The answer must be every entry, retyped without a single difference.

Records from a data collection
* * * *
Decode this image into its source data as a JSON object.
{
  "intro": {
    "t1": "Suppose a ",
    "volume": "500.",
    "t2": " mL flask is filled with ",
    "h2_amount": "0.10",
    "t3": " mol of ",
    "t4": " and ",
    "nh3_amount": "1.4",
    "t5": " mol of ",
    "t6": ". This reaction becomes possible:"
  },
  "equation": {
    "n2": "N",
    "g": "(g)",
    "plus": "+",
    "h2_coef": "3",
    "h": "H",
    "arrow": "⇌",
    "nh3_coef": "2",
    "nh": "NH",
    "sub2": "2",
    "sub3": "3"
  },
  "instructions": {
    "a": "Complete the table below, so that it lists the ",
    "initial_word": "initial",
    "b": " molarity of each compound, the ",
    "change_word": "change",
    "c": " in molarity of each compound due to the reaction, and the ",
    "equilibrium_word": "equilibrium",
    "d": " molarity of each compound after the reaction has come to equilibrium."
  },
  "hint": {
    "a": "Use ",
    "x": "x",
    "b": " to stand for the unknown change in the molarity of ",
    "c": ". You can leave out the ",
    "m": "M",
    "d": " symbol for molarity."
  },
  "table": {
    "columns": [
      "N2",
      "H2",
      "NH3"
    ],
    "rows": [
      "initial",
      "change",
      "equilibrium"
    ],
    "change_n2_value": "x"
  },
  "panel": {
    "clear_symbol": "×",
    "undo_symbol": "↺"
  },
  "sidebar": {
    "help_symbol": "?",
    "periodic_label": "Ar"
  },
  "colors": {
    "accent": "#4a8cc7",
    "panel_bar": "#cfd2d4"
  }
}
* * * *
▶ [SOLUTION TO THIS EXERCISE]
Decode this image into its source data as a JSON object.
{
  "intro": {
    "t1": "Suppose a ",
    "volume": "500.",
    "t2": " mL flask is filled with ",
    "h2_amount": "0.10",
    "t3": " mol of ",
    "t4": " and ",
    "nh3_amount": "1.4",
    "t5": " mol of ",
    "t6": ". This reaction becomes possible:"
  },
  "equation": {
    "n2": "N",
    "g": "(g)",
    "plus": "+",
    "h2_coef": "3",
    "h": "H",
    "arrow": "⇌",
    "nh3_coef": "2",
    "nh": "NH",
    "sub2": "2",
    "sub3": "3"
  },
  "instructions": {
    "a": "Complete the table below, so that it lists the ",
    "initial_word": "initial",
    "b": " molarity of each compound, the ",
    "change_word": "change",
    "c": " in molarity of each compound due to the reaction, and the ",
    "equilibrium_word": "equilibrium",
    "d": " molarity of each compound after the reaction has come to equilibrium."
  },
  "hint": {
    "a": "Use ",
    "x": "x",
    "b": " to stand for the unknown change in the molarity of ",
    "c": ". You can leave out the ",
    "m": "M",
    "d": " symbol for molarity."
  },
  "table": {
    "columns": [
      "N2",
      "H2",
      "NH3"
    ],
    "rows": [
      "initial",
      "change",
      "equilibrium"
    ],
    "change_n2_value": "x"
  },
  "panel": {
    "clear_symbol": "×",
    "undo_symbol": "↺"
  },
  "sidebar": {
    "help_symbol": "?",
    "periodic_label": "Ar"
  },
  "colors": {
    "accent": "#4a8cc7",
    "panel_bar": "#cfd2d4"
  }
}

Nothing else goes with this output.